WHAT TO PRODUCE = Look through the records below, and copy out every line that holds the string "JSON".

DATA =
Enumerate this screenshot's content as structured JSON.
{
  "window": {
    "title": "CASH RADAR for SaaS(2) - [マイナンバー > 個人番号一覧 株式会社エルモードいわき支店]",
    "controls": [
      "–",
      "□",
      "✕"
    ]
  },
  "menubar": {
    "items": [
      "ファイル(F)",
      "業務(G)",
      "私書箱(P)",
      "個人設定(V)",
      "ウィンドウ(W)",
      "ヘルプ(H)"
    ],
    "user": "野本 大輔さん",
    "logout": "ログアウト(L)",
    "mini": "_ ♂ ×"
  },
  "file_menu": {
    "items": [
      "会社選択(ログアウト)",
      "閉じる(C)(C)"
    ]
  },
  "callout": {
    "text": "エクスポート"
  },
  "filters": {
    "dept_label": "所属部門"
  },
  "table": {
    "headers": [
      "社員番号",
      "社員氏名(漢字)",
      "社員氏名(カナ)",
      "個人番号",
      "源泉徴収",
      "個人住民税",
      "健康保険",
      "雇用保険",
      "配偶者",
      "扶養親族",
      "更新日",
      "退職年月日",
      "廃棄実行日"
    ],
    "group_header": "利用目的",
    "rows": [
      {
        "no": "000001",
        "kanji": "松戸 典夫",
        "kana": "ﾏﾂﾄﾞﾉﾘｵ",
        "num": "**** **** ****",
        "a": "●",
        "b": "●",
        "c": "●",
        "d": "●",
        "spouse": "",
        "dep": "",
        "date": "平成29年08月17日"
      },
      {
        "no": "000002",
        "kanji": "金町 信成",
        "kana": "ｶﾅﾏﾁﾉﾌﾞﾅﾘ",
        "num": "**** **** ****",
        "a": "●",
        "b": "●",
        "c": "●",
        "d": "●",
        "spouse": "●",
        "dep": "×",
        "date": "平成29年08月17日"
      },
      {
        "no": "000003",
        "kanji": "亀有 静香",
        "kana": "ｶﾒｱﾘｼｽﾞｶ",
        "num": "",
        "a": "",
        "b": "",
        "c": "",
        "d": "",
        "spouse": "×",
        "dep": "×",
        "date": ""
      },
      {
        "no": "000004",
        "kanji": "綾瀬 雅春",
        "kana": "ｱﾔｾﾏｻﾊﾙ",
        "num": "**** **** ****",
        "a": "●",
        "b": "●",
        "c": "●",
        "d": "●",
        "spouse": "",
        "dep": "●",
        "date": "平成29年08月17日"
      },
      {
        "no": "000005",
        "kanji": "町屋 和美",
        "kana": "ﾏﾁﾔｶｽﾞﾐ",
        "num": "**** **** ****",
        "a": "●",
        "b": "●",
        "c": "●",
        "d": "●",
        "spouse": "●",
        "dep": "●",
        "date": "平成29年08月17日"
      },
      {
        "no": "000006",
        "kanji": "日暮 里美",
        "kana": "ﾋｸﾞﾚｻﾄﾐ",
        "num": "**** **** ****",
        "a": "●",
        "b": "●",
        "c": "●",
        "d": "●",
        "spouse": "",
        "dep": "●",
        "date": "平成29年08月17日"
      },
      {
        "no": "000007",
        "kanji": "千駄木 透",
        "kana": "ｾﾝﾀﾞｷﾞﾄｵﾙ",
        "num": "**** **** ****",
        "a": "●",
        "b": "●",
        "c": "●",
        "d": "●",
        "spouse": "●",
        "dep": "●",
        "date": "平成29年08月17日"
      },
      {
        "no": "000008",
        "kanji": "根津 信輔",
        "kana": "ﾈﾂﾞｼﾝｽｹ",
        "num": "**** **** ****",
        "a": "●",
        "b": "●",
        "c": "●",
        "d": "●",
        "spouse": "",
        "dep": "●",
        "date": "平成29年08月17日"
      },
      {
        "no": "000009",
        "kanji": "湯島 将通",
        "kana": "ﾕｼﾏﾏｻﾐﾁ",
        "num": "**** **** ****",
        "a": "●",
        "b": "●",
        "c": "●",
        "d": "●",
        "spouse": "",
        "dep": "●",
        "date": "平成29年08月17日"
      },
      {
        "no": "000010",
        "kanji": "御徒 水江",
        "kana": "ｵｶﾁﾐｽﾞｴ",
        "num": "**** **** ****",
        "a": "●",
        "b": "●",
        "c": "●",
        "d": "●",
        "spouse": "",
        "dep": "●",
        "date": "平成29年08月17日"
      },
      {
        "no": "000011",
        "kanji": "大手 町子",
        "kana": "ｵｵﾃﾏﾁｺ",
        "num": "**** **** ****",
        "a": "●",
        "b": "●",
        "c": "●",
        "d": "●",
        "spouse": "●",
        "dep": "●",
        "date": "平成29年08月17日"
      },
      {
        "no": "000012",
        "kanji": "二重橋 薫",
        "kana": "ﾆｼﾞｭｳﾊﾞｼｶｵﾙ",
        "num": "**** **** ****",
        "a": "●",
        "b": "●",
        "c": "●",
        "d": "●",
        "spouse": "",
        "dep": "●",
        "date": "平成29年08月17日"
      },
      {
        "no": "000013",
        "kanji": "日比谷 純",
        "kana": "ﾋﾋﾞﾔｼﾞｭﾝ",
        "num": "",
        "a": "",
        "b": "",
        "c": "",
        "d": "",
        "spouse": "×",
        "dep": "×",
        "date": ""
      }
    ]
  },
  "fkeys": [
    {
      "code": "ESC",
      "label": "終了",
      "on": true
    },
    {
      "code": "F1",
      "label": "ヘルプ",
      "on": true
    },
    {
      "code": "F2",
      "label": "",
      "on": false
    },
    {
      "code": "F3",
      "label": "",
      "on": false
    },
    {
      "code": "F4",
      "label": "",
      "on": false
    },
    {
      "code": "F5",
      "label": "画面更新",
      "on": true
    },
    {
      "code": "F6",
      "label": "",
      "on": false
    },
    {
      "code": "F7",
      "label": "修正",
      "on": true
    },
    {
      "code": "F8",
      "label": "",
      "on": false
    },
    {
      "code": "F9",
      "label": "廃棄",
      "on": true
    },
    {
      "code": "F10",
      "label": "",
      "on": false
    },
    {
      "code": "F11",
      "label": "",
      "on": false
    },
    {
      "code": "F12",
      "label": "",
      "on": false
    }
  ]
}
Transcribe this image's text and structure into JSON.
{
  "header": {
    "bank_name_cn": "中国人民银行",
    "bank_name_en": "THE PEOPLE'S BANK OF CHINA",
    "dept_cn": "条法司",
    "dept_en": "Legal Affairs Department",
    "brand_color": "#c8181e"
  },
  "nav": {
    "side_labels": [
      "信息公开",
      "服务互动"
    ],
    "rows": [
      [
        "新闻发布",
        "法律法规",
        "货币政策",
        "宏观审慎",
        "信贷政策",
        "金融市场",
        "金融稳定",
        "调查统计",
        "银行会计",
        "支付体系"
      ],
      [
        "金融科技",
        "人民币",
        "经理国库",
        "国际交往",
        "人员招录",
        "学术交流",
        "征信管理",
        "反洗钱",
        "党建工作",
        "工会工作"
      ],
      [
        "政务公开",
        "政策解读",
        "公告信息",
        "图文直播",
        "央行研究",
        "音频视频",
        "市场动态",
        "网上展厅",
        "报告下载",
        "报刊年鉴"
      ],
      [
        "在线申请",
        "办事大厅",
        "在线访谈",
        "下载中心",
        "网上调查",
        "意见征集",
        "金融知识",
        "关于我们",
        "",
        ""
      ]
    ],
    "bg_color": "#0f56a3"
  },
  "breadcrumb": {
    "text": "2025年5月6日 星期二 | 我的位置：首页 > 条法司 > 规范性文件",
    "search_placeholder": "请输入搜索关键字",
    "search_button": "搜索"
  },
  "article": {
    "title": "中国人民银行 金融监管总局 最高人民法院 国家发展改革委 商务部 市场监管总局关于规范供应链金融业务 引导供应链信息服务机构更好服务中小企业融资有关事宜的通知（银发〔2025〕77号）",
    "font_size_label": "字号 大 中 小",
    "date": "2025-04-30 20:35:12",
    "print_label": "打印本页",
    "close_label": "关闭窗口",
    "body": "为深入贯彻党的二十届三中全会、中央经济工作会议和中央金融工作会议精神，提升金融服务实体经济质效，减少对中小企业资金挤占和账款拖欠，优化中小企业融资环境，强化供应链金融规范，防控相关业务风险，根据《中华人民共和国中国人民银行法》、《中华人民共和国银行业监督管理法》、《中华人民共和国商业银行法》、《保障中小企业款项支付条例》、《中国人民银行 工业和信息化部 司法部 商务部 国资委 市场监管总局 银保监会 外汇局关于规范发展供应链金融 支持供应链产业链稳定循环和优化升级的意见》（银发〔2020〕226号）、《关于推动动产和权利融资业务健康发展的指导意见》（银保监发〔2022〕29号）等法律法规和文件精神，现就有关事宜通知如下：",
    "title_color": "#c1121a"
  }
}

EXERCISE OUTPUT =
Enumerate this screenshot's content as structured JSON.
Transcribe this image's text and structure into JSON.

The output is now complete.